Pay equity concerns are prevalent throughout numerous institutions. A proactive review of any pay equity issue will correct real, or perceived, inequities before they become legal disputes.

On the next page is a checklist that will allow you to systematically review the compensation levels within your department for compliance with pay equity requirements.

Equity Pay Act Checklist
1. Information Gathering

    1. EADA Report
    2. USA Today Coaching Database
    3. Win AD Database for Coaches and Administrators
    4. Hiring/Employment Documents
    5. Job Descriptions
    6. Compensation and Benefits Information
    7. Hiring File
      1. Recruitment/Selection Process
      2. Marketplace Analysis
      3. Competing Offers

2. Analysis of Job(s) 

    1. Degree of Skill
    2. Experience
      1. Head Coach
      2. Assistant Coach
      3. Other Relevant Experience
        1. Sales, Marketing, Administration, Management, etc.
    3. Education
      1. Bachelor Level
      2. Advanced Level
      3. Specific Area of Expertise
    4. Specialized Training
    5. Longevity/Seniority at the University
      1. Head Coach
      2. Assistant Coach
      3. Other Positions
    6. Degree of Effort
      1. Physical
      2. Mental
      3. Intensity
      4. Quantitative and Qualitative
    7. Degree of Responsibility within the Position
      1. Core Coaching Responsibilities
      2. Other Responsibilities
      3. Responsibility for Student-Athletes
        1. Size of Team
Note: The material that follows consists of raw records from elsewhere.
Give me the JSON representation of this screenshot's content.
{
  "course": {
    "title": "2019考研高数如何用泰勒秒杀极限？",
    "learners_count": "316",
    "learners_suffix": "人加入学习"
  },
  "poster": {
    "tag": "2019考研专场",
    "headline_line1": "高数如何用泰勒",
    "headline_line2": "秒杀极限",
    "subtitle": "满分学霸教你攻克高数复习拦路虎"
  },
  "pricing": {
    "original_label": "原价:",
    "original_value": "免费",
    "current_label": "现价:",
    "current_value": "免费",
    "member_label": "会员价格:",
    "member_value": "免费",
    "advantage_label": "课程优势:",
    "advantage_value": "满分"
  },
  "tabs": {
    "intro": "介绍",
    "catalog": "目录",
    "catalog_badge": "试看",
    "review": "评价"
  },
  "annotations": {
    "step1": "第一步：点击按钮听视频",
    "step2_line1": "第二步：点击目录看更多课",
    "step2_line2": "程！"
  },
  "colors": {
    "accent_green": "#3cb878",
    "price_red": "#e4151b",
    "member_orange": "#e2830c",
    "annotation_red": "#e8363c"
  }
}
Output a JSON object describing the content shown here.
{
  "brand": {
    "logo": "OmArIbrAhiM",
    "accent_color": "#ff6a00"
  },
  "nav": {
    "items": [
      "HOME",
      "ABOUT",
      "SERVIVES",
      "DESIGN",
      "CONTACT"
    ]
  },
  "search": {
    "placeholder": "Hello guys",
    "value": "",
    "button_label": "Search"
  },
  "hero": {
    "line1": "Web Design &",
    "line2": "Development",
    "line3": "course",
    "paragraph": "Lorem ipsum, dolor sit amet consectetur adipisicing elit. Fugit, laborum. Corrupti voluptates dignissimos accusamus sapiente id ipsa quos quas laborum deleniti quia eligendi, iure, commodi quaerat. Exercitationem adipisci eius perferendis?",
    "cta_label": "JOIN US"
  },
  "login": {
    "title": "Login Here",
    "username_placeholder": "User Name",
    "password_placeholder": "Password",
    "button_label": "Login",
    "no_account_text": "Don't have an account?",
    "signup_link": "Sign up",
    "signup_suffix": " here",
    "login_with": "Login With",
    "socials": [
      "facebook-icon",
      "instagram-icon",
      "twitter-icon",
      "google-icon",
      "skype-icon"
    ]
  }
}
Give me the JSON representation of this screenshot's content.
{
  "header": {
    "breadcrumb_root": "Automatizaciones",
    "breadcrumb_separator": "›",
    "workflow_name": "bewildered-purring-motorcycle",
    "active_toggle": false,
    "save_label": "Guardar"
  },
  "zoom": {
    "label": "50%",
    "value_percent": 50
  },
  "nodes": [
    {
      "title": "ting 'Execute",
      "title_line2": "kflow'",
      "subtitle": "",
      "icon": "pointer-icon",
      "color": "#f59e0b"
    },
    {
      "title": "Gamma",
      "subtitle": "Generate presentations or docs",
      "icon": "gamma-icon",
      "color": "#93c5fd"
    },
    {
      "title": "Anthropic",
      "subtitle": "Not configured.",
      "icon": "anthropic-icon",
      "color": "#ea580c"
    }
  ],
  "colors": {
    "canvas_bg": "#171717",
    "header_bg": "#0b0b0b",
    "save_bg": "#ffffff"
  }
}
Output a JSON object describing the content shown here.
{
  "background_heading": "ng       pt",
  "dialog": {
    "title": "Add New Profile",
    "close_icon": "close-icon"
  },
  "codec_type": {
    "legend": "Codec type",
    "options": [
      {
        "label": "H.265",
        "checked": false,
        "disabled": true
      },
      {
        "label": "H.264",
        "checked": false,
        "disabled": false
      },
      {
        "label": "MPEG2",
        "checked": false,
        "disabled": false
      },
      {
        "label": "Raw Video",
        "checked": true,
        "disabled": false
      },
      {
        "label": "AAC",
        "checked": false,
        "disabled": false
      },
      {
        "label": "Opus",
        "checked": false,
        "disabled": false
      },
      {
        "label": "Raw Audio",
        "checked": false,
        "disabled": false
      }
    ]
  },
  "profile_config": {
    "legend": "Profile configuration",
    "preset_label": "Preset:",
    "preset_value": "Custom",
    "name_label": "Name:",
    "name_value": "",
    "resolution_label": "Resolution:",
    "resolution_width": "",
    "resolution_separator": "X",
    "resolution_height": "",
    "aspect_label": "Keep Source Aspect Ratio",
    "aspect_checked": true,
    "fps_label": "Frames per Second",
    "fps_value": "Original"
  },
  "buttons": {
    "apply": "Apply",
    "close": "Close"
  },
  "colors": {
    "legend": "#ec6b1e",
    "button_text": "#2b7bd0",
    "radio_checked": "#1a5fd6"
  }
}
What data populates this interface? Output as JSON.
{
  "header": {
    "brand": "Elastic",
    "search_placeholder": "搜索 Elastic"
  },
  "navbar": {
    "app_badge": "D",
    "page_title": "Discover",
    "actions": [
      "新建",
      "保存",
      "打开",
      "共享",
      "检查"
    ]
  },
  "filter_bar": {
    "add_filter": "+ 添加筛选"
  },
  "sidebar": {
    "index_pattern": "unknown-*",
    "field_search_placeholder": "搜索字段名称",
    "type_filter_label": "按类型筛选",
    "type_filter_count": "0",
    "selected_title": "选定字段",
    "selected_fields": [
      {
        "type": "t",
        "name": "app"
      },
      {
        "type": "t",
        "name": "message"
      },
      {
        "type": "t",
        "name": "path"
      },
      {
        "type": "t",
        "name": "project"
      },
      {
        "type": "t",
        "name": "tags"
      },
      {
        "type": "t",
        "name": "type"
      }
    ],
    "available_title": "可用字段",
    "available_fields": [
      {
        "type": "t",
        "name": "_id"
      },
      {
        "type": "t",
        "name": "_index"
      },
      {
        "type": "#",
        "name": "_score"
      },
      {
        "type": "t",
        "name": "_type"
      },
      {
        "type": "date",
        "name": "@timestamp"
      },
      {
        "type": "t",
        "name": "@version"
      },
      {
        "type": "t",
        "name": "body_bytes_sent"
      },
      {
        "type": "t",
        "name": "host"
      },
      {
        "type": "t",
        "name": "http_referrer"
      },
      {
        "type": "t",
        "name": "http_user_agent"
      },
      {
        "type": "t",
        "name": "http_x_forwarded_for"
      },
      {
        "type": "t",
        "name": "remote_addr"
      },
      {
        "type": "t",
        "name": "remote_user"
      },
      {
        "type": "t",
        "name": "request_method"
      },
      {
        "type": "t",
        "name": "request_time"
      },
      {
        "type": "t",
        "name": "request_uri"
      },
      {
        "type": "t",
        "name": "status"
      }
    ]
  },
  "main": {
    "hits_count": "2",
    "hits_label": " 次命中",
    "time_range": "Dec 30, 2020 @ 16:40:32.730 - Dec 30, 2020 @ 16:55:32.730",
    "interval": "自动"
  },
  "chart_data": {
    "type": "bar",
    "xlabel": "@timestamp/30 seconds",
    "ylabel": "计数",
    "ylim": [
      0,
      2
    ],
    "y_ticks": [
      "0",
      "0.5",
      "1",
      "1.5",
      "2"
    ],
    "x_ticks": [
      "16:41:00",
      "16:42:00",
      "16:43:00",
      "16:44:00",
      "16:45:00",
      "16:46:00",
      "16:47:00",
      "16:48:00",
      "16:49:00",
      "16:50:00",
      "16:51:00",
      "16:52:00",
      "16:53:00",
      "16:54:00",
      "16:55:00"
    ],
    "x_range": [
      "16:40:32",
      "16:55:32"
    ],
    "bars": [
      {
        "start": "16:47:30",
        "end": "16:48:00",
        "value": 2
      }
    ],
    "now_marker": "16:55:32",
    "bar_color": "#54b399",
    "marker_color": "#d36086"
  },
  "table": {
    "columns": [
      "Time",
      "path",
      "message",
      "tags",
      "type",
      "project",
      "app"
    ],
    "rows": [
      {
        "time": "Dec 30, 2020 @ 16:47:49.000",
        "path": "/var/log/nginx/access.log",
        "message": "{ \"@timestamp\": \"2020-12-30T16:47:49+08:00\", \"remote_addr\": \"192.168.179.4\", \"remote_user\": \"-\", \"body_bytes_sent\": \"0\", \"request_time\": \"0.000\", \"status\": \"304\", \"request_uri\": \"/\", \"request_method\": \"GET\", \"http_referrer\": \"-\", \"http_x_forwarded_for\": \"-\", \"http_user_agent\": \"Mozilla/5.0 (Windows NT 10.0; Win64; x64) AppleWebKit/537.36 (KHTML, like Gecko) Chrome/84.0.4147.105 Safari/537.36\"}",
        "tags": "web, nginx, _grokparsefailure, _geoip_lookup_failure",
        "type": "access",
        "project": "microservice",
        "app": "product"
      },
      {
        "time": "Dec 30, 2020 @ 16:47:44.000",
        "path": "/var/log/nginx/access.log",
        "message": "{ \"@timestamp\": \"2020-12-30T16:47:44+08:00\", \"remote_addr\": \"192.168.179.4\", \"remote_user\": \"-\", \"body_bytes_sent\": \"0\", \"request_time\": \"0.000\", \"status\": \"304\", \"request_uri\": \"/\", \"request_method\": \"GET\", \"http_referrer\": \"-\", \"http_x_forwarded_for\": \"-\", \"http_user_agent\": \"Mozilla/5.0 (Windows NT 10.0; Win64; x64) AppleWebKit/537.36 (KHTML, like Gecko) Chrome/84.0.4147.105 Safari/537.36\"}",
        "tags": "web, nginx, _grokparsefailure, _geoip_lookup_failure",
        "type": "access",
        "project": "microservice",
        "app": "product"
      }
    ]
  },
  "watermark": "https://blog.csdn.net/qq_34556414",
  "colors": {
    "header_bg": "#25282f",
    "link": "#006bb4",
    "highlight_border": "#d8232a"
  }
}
iv. Responsibility for Staff

        1. Size of Staff
        2. Assistants
        3. Medical/Trainer Staff
        4. Academic Support Staff
        5. Operations Staff
        6. Administrative Support Staff
        7. Other Support Personnel
        8. Supervisory Oversight

v. Responsibility for Program

        1. Program Operations
    1. Productivity
      1. Wins/Losses
      2. Conference Success
      3. Tournament Success
      4. Regional Success
      5. National Success
      6. Expectations
    2. Revenue Generation
      1. Ticket Sales
      2. Television/Radio-Related Income
      3. Venue Advertising Revenue
      4. Program-Related Donations
      5. Athletics Department–Related Donations
      6. University Donations
      7. Conference/Post-Season Success/Revenue
      8. Impact of Success or Failure on Other Athletic Department Operations and University
    3. Public Relations
      1. Accessibility to Media
      2. Speaking Engagements
      3. Appearances for Program
      4. Appearances for University
      5. Role in Alumni Relations
      6. Role with Key Donors
      7. Role in Community Relations
      8. Numbers of Appearances for Each Category
    4. Media Coverage
      1. Program Related
      2. University Related
      3. As Expert in Coaching Field
      4. For Other Civic and Charitable Endeavors
      5. Recruiting Responsibilities
      6. Geographic Territory
      7. Number of Recruits/Size of Program
    5. Facilities Oversight/Responsibility

3. Marketplace Value

    1. Establishment of True Marketplace Value
      1. Compensation/Market Analysis
      2. Other Comparable University Packages
      3. Competing Offers
      4. Negotiation History
    2. University Salaries
    3. Conference Salaries
    4. Retention-Based Increases to Compensation Level

4. Contract

    1. Type
    2. Term
    3. Restrictions on Termination
    4. Limitations on Future Employment
    5. Penalties for Early Termination

5. Analyze Compiled Data 

    1.   Use of Spreadsheet

Key Insights

Documentation is crucial for athletic administrators when attempting to legally justify paying coaches in the same sport different amounts. Written evidence can be the difference between clearly substantiating one coach has extra duties or greater pressure and thus merits higher pay—or facing an uphill battle in proving pay equity compliance.